Start of SOURCE MATERIAL
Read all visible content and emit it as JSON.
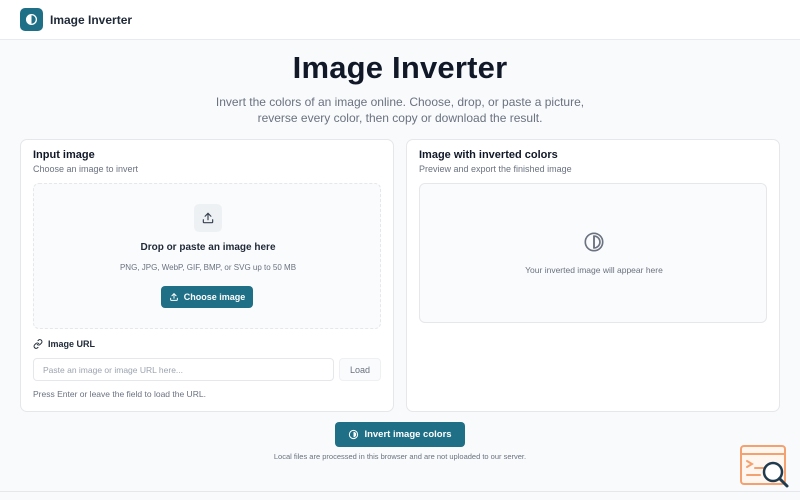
{
  "app": {
    "title": "Image Inverter"
  },
  "hero": {
    "title": "Image Inverter",
    "subtitle": "Invert the colors of an image online. Choose, drop, or paste a picture, reverse every color, then copy or download the result."
  },
  "input_card": {
    "title": "Input image",
    "subtitle": "Choose an image to invert",
    "dropzone": {
      "title": "Drop or paste an image here",
      "formats": "PNG, JPG, WebP, GIF, BMP, or SVG up to 50 MB",
      "button_label": "Choose image"
    },
    "url": {
      "label": "Image URL",
      "placeholder": "Paste an image or image URL here...",
      "value": "",
      "load_label": "Load",
      "hint": "Press Enter or leave the field to load the URL."
    }
  },
  "output_card": {
    "title": "Image with inverted colors",
    "subtitle": "Preview and export the finished image",
    "empty_text": "Your inverted image will appear here"
  },
  "actions": {
    "invert_label": "Invert image colors",
    "footnote": "Local files are processed in this browser and are not uploaded to our server."
  },
  "icons": {
    "logo": "half-circle-icon",
    "upload": "upload-icon",
    "link": "link-icon",
    "preview": "contrast-icon",
    "corner": "search-code-icon"
  },
  "colors": {
    "accent": "#1f6f86",
    "background": "#f8fafb",
    "border": "#e5e7eb",
    "muted_text": "#6b7280",
    "badge_orange": "#f4a172"
  }
}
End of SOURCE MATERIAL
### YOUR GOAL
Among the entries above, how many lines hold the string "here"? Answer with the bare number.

### SOLUTION TO THIS TASK
3